There’s absolutely no “instrinsic value” in dollars, euros, yen or any other government issued currency. They are simply just digital ones and zeros in a computer database. Yet over many decades we’ve come to accept them as money.
Some argue that traditional currencies have value because they are backed by powerful governments, which require their citizens to pay taxes denominated in their respective currencies. Bitcoin, on the other hand, has no official authority backing it.
While it may be true that Bitcoin is not backed by a government, it is backed by:
- Sound mathematical principles
- Substantial amounts of energy
- Massive computer infrastructure
- A growing community of believers in this new form of money
*Thanks to research into alternative consensus algorithms such as Proof of Stake, I believe cryptocurrencies will require far less energy in the future than they do today.
When you think about it, a completely voluntary, opt-in form of money is much better for humanity than one that is enforced through violence.
Let’s delve into the details about why people are valuing Bitcoin…
Government issued currencies can be created at will. Bitcoin cannot.
Since the financial crisis of 2008, trillions of dollars have been printed by central banks to prop up failing financial markets and sluggish economies.
What happens when the money supply increases? The price of goods and services goes up. This means you have to pay more for your food, gas, clothes, rent, and health care.
In the Bitcoin network the emission of new Bitcoin is controlled, not by a single entity (like a central bank), but by the rules of the software which everyone participating in the network must abide by.
If you do the math on the emission rate, there will only ever be 21,000,000 Bitcoins. Any attempt to create Bitcoin “out of thin air” will be rejected by the majority of nodes on the network.
Censorship-resistant means you have the freedom to send any amount of money to anyone in the world without having to worry that your transactions might be stopped by a bank or other organisation.
Have you ever wanted to send money to a friend or relative, but your bank limited the amount?
Have you ever made an online purchase with your credit card, only to have it suspended by your bank because they considered it suspicious?
No one in the world can block your Bitcoin transaction from going through.
Consider too that Bitcoin opens the financial system to billions of people in less fortunate countries who are unable to open a bank account.
Anyone who has a smart phone can create a Bitcoin wallet and start participating in the new economy.
In a financial crisis, the money you have stored in a bank can be frozen and taken from you. For example, in 2013 the Cyprus government conducted a “bail-in” where a certain percentage of depositor’s funds were taken to bail out the government.
When the next recession hits and we fall into another financial crisis, we’ll likely see more of these bail-ins taking place. I suspect that is one major reason why the price of Bitcoin continues to rise.

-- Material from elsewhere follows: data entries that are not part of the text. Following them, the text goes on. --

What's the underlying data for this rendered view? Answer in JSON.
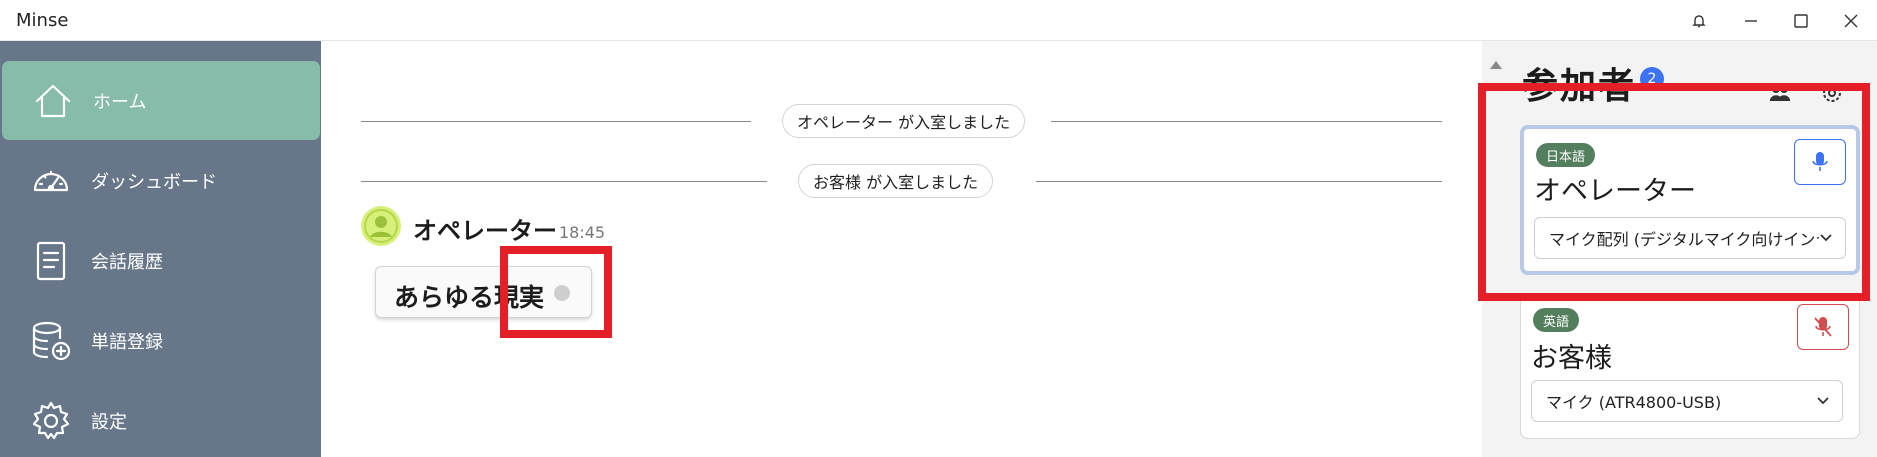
{
  "window": {
    "title": "Minse",
    "controls": [
      "bell-icon",
      "minimize-icon",
      "maximize-icon",
      "close-icon"
    ]
  },
  "sidebar": {
    "items": [
      {
        "label": "ホーム",
        "icon": "home-icon",
        "active": true
      },
      {
        "label": "ダッシュボード",
        "icon": "dashboard-gauge-icon",
        "active": false
      },
      {
        "label": "会話履歴",
        "icon": "document-icon",
        "active": false
      },
      {
        "label": "単語登録",
        "icon": "database-add-icon",
        "active": false
      },
      {
        "label": "設定",
        "icon": "gear-icon",
        "active": false
      }
    ]
  },
  "chat": {
    "system_messages": [
      {
        "text": "オペレーター が入室しました"
      },
      {
        "text": "お客様 が入室しました"
      }
    ],
    "message": {
      "sender": "オペレーター",
      "time": "18:45",
      "text": "あらゆる現実",
      "avatar_icon": "user-avatar-icon"
    }
  },
  "participants": {
    "title": "参加者",
    "count": "2",
    "cards": [
      {
        "language": "日本語",
        "name": "オペレーター",
        "device": "マイク配列 (デジタルマイク向けインテル® スマート・サウンド・テクノロジー)",
        "mic_state": "on"
      },
      {
        "language": "英語",
        "name": "お客様",
        "device": "マイク (ATR4800-USB)",
        "mic_state": "muted"
      }
    ]
  },
  "colors": {
    "sidebar_bg": "#677789",
    "sidebar_active": "#86bca9",
    "highlight_red": "#e41f26",
    "badge_blue": "#3d73f0",
    "lang_badge_green": "#537f5e"
  }
}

If you hold Bitcoin in a secure wallet outside of an exchange, it cannot be confiscated or stolen from you. Based on the principles of sound math, your Bitcoin is stored securely on the network.
Bitcoin is programmable money. For example, you can program a Bitcoin address to require that two out of five people sign any outgoing transactions, to prevent any one person from stealing the funds of a shared wallet.

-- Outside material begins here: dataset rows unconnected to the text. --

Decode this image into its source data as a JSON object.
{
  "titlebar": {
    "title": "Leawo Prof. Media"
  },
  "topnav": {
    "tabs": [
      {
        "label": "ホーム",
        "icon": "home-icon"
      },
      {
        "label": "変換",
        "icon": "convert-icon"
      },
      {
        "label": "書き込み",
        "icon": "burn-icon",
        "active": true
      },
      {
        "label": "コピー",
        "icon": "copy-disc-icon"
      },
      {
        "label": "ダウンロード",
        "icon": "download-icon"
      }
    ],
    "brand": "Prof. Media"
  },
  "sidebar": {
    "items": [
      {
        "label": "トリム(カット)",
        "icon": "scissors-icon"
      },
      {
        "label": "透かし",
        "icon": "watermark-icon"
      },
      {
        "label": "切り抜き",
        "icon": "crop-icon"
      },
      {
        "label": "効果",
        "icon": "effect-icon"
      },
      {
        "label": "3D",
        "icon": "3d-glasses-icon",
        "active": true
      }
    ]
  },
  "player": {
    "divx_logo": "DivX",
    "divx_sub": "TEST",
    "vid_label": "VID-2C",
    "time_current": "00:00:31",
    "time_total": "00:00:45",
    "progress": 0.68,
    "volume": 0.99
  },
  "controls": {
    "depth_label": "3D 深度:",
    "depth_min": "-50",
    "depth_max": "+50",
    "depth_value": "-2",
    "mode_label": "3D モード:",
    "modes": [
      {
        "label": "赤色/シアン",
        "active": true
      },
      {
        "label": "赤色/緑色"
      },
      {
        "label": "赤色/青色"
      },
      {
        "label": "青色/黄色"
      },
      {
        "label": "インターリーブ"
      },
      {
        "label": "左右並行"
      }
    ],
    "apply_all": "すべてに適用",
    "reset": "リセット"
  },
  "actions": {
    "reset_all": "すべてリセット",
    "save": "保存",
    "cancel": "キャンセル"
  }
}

The possibilities of programmable money extend much further than that. You could program money to be sent to a certain address at a certain time, but only under certain circumstances.
A New Form of Money
Money has taken on many different forms throughout human history, from sea shells to gold-backed notes to digital ones and zeros in computer databases.
At first glance Bitcoin is confusing and quickly dismissed, but upon further investigation the benefits become clear.
Bitcoin has value mainly due to the benefits that the Bitcoin payment network provides primarily that it cannot be taken from the owner and its transactions cannot be censured.
Bitcoin, like all new things, takes time for people to accept and adopt. But it’s clear that the number of people who accept Bitcoin as money is rapidly increasing.
It is the natural progression of money and has showed up with perfect timing.